§ DATA LISTING:
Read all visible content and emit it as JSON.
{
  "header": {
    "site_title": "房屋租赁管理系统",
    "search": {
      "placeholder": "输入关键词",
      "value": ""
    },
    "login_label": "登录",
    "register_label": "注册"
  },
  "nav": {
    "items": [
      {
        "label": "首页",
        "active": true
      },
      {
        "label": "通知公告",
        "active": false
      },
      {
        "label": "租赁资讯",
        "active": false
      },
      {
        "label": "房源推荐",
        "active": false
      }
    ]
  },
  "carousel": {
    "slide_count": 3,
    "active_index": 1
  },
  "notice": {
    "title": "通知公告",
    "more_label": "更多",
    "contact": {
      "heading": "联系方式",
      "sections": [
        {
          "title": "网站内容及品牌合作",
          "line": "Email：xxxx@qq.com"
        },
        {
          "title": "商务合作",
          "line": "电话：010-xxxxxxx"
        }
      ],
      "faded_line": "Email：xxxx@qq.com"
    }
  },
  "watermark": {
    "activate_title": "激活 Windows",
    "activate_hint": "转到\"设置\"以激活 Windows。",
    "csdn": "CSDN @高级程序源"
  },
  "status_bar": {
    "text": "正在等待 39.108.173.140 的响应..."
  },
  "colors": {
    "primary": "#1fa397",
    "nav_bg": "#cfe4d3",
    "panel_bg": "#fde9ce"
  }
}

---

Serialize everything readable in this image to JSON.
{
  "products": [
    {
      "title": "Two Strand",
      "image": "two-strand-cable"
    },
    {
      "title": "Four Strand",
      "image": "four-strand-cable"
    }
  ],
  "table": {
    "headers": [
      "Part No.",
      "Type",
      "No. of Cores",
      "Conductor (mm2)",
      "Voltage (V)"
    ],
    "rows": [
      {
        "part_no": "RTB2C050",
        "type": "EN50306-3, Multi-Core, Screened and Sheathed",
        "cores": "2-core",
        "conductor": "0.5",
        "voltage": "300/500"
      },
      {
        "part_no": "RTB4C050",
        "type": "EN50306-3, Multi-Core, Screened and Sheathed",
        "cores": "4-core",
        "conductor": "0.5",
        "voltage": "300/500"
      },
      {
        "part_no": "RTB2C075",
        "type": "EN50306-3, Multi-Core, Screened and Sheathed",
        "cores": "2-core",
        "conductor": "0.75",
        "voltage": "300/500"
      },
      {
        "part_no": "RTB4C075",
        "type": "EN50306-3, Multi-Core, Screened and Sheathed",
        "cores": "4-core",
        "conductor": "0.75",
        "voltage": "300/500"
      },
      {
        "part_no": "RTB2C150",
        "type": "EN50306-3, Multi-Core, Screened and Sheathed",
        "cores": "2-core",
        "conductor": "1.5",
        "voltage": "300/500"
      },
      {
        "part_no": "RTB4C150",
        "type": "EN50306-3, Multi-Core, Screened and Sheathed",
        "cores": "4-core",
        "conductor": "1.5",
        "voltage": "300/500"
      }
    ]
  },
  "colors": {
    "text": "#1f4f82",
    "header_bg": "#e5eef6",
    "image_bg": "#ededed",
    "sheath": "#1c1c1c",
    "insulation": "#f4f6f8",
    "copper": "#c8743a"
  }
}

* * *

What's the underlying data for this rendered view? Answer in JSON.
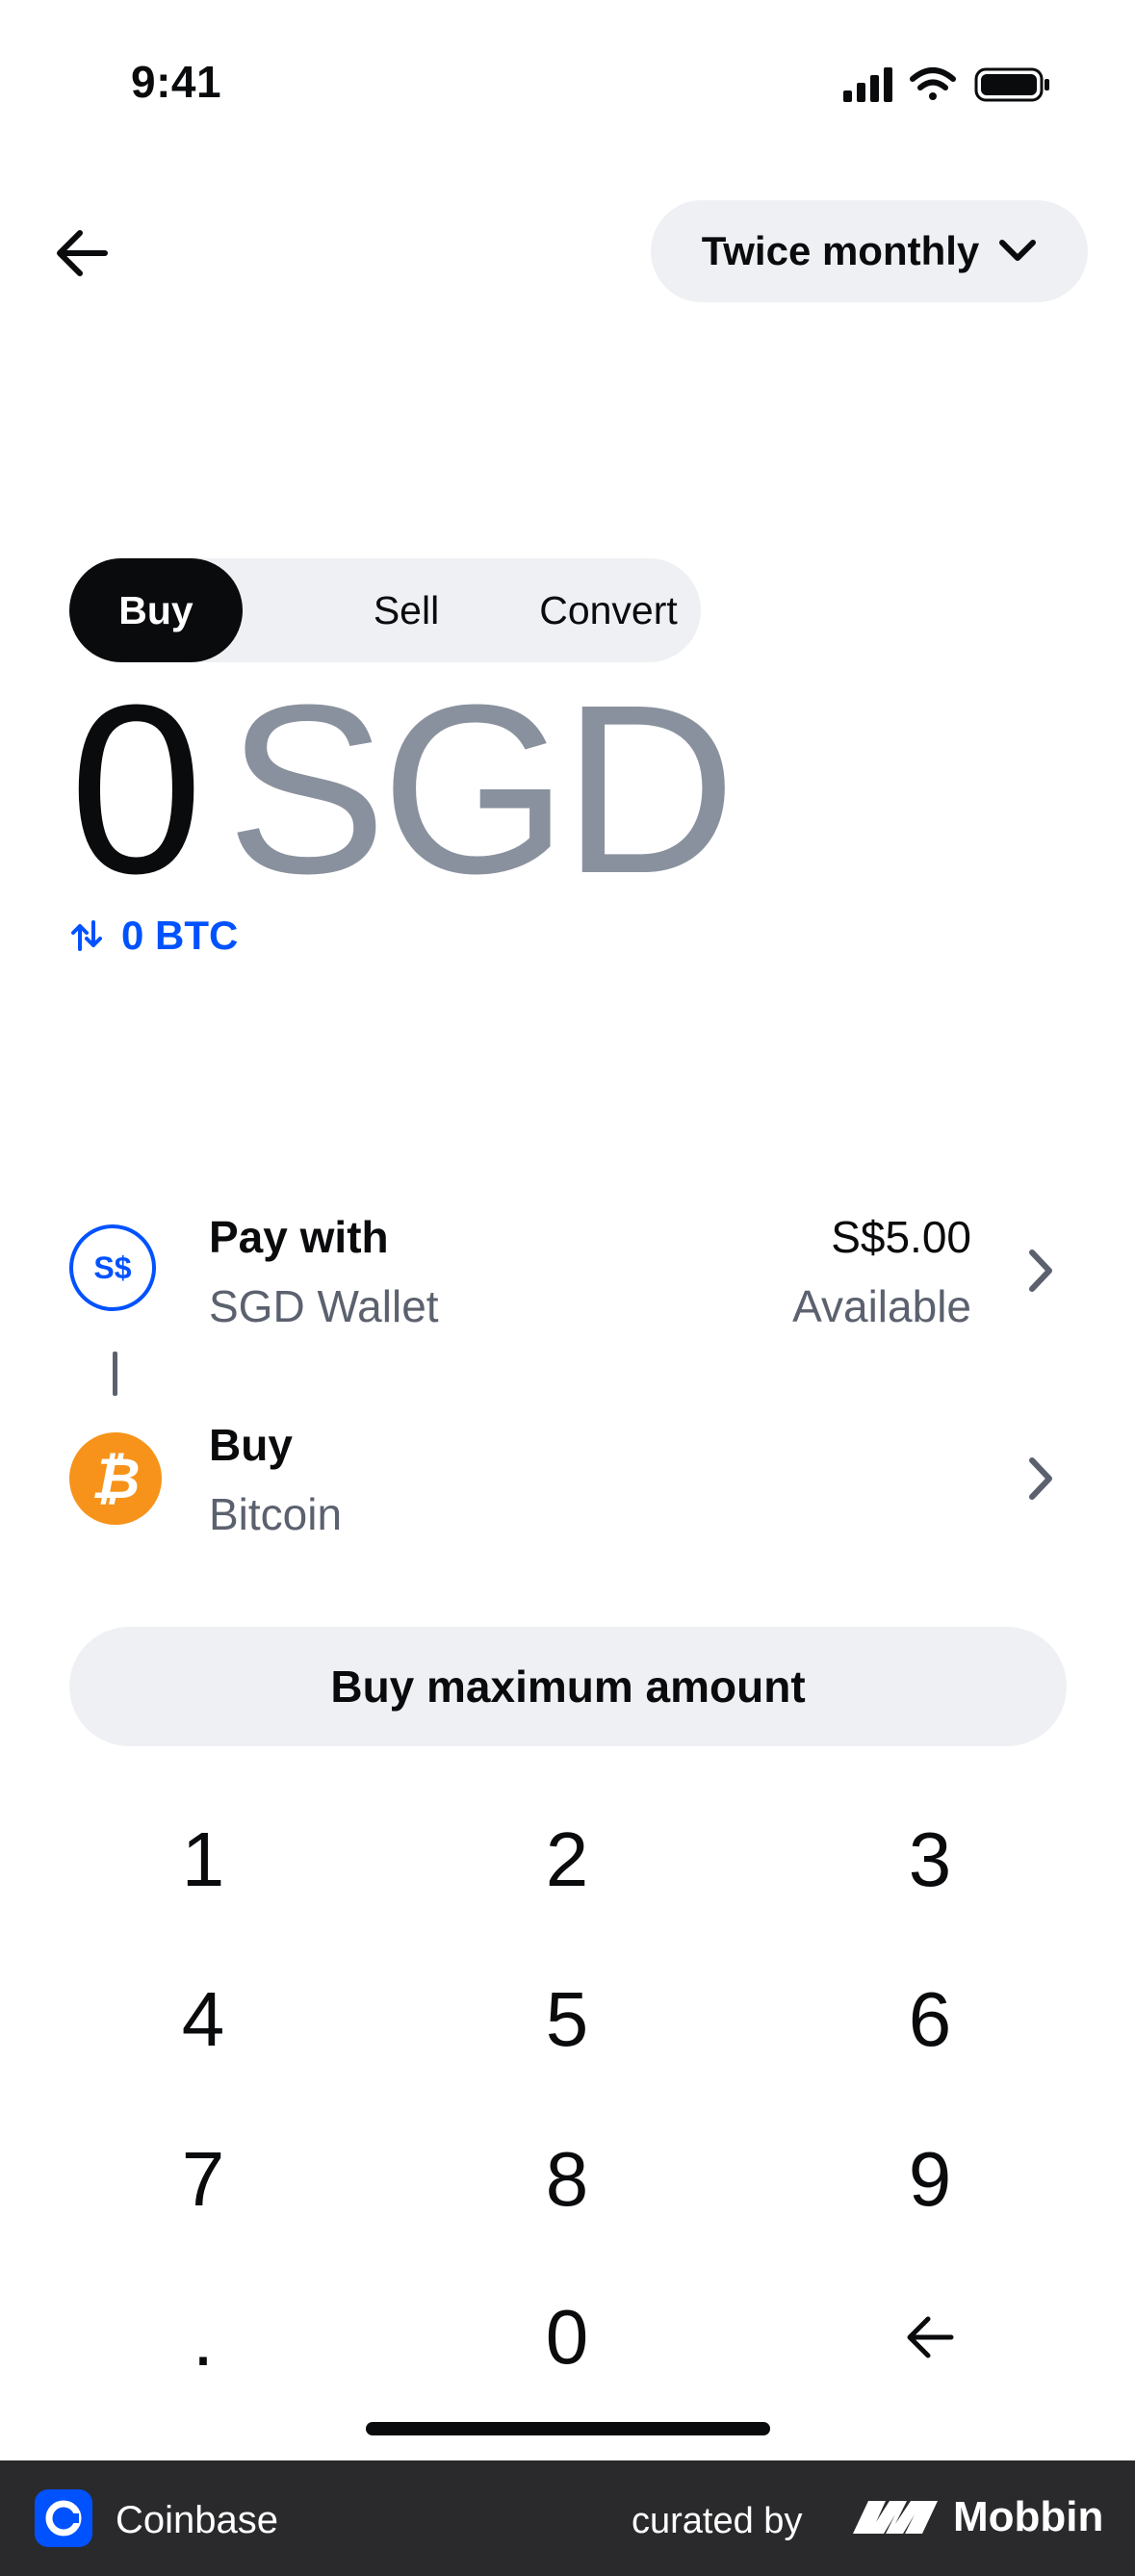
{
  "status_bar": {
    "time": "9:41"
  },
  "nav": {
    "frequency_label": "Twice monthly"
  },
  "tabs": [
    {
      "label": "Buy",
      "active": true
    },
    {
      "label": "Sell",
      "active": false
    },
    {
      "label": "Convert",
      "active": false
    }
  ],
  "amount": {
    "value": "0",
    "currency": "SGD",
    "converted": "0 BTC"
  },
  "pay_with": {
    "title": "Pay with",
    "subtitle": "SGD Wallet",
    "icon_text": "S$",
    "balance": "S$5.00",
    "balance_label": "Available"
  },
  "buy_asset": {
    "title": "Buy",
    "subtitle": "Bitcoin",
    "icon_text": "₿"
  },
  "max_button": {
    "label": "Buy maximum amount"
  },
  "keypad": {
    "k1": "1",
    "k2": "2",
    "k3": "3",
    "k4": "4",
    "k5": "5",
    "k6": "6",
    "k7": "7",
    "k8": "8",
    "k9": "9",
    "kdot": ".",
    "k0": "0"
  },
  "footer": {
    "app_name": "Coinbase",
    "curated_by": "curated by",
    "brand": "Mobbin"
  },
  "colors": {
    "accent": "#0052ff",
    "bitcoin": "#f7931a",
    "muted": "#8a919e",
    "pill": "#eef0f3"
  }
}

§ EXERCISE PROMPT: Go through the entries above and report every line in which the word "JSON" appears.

§ SOLUTION FOR THIS TASK:
Read all visible content and emit it as JSON.
Serialize everything readable in this image to JSON.
What's the underlying data for this rendered view? Answer in JSON.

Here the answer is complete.